### ENTRIES SHOWN:

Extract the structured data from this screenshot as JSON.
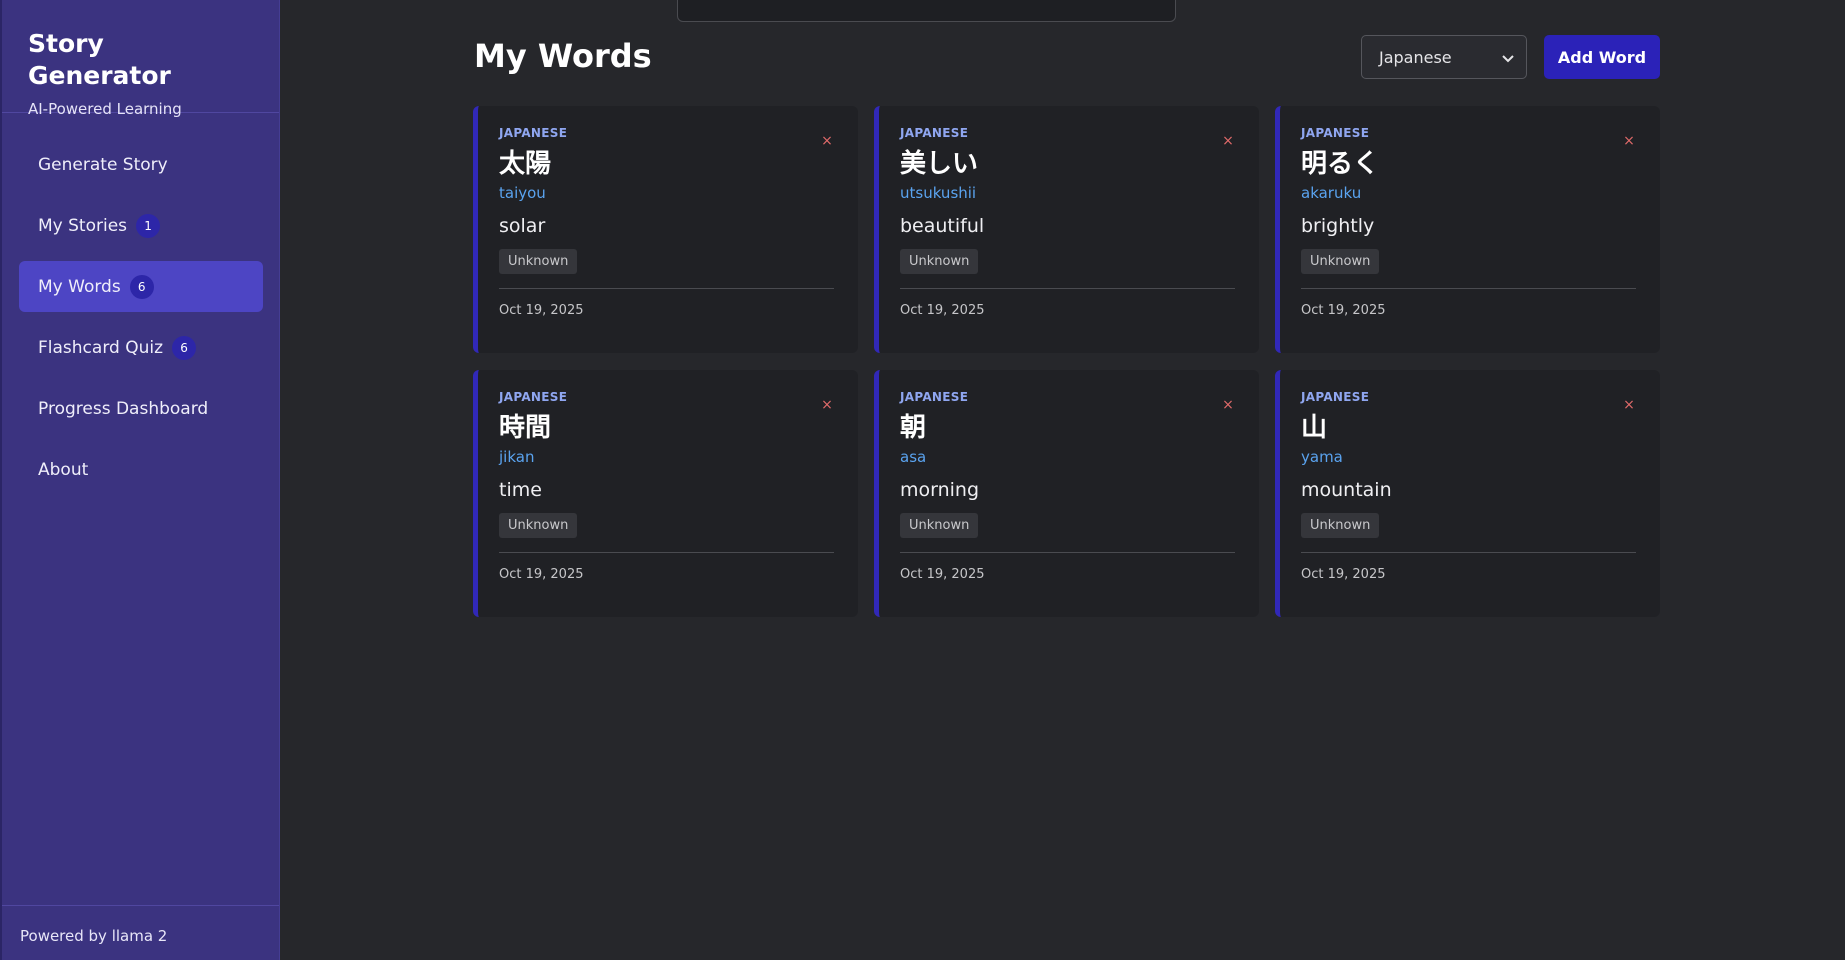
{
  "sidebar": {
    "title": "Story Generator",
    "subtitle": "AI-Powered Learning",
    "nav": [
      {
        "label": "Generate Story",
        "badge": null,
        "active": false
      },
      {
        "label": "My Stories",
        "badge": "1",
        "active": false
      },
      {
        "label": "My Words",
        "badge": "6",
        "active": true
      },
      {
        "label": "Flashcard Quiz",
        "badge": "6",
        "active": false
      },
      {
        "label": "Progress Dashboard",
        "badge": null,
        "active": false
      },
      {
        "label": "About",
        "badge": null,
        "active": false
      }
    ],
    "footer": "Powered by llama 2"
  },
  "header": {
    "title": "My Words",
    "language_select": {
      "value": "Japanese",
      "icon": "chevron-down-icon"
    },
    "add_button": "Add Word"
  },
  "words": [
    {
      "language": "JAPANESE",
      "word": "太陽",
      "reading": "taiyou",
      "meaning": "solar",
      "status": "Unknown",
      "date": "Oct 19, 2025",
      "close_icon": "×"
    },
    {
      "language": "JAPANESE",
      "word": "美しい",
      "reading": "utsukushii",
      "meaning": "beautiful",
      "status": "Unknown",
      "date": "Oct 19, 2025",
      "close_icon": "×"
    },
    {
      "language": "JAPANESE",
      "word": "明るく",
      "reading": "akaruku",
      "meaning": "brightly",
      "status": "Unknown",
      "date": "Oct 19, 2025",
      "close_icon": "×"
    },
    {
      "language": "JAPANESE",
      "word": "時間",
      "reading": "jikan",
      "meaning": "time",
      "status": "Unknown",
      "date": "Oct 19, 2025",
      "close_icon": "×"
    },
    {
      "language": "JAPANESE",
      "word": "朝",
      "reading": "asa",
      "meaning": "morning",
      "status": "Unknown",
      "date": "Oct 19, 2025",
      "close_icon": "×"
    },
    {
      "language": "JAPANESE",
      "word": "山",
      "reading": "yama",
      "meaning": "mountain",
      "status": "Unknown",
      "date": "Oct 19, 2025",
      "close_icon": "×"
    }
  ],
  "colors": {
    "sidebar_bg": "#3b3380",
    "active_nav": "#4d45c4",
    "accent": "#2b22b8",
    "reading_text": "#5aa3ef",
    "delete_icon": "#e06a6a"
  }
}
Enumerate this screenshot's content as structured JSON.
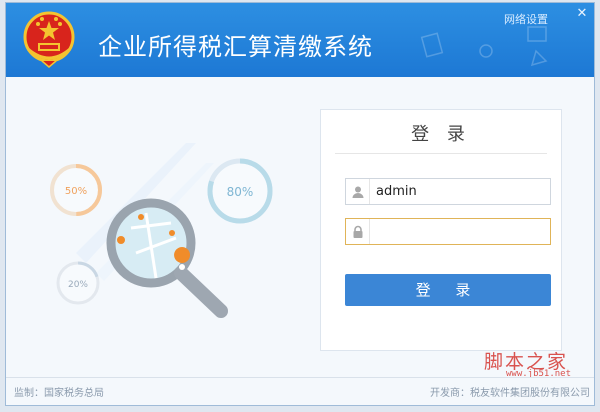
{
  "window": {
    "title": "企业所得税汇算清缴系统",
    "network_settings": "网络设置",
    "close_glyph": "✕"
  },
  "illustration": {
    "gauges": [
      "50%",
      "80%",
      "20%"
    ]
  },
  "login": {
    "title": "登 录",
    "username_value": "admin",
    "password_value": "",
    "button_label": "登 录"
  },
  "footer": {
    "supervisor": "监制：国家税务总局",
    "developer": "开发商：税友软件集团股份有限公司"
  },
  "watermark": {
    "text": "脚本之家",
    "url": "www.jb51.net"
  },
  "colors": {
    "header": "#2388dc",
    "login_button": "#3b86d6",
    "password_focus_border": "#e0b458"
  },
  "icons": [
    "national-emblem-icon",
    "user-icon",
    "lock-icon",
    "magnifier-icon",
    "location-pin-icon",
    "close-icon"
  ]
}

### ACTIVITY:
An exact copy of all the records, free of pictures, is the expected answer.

### RESPONSE:
Extract the structured data from this screenshot as JSON.
{
  "sidebar": {
    "title": "Story Generator",
    "subtitle": "AI-Powered Learning",
    "nav": [
      {
        "label": "Generate Story",
        "badge": null,
        "active": false
      },
      {
        "label": "My Stories",
        "badge": "1",
        "active": false
      },
      {
        "label": "My Words",
        "badge": "6",
        "active": true
      },
      {
        "label": "Flashcard Quiz",
        "badge": "6",
        "active": false
      },
      {
        "label": "Progress Dashboard",
        "badge": null,
        "active": false
      },
      {
        "label": "About",
        "badge": null,
        "active": false
      }
    ],
    "footer": "Powered by llama 2"
  },
  "header": {
    "title": "My Words",
    "language_select": {
      "value": "Japanese",
      "icon": "chevron-down-icon"
    },
    "add_button": "Add Word"
  },
  "words": [
    {
      "language": "JAPANESE",
      "word": "太陽",
      "reading": "taiyou",
      "meaning": "solar",
      "status": "Unknown",
      "date": "Oct 19, 2025",
      "close_icon": "×"
    },
    {
      "language": "JAPANESE",
      "word": "美しい",
      "reading": "utsukushii",
      "meaning": "beautiful",
      "status": "Unknown",
      "date": "Oct 19, 2025",
      "close_icon": "×"
    },
    {
      "language": "JAPANESE",
      "word": "明るく",
      "reading": "akaruku",
      "meaning": "brightly",
      "status": "Unknown",
      "date": "Oct 19, 2025",
      "close_icon": "×"
    },
    {
      "language": "JAPANESE",
      "word": "時間",
      "reading": "jikan",
      "meaning": "time",
      "status": "Unknown",
      "date": "Oct 19, 2025",
      "close_icon": "×"
    },
    {
      "language": "JAPANESE",
      "word": "朝",
      "reading": "asa",
      "meaning": "morning",
      "status": "Unknown",
      "date": "Oct 19, 2025",
      "close_icon": "×"
    },
    {
      "language": "JAPANESE",
      "word": "山",
      "reading": "yama",
      "meaning": "mountain",
      "status": "Unknown",
      "date": "Oct 19, 2025",
      "close_icon": "×"
    }
  ],
  "colors": {
    "sidebar_bg": "#3b3380",
    "active_nav": "#4d45c4",
    "accent": "#2b22b8",
    "reading_text": "#5aa3ef",
    "delete_icon": "#e06a6a"
  }
}
Enumerate this screenshot's content as structured JSON.
{
  "window": {
    "title": "企业所得税汇算清缴系统",
    "network_settings": "网络设置",
    "close_glyph": "✕"
  },
  "illustration": {
    "gauges": [
      "50%",
      "80%",
      "20%"
    ]
  },
  "login": {
    "title": "登 录",
    "username_value": "admin",
    "password_value": "",
    "button_label": "登 录"
  },
  "footer": {
    "supervisor": "监制：国家税务总局",
    "developer": "开发商：税友软件集团股份有限公司"
  },
  "watermark": {
    "text": "脚本之家",
    "url": "www.jb51.net"
  },
  "colors": {
    "header": "#2388dc",
    "login_button": "#3b86d6",
    "password_focus_border": "#e0b458"
  },
  "icons": [
    "national-emblem-icon",
    "user-icon",
    "lock-icon",
    "magnifier-icon",
    "location-pin-icon",
    "close-icon"
  ]
}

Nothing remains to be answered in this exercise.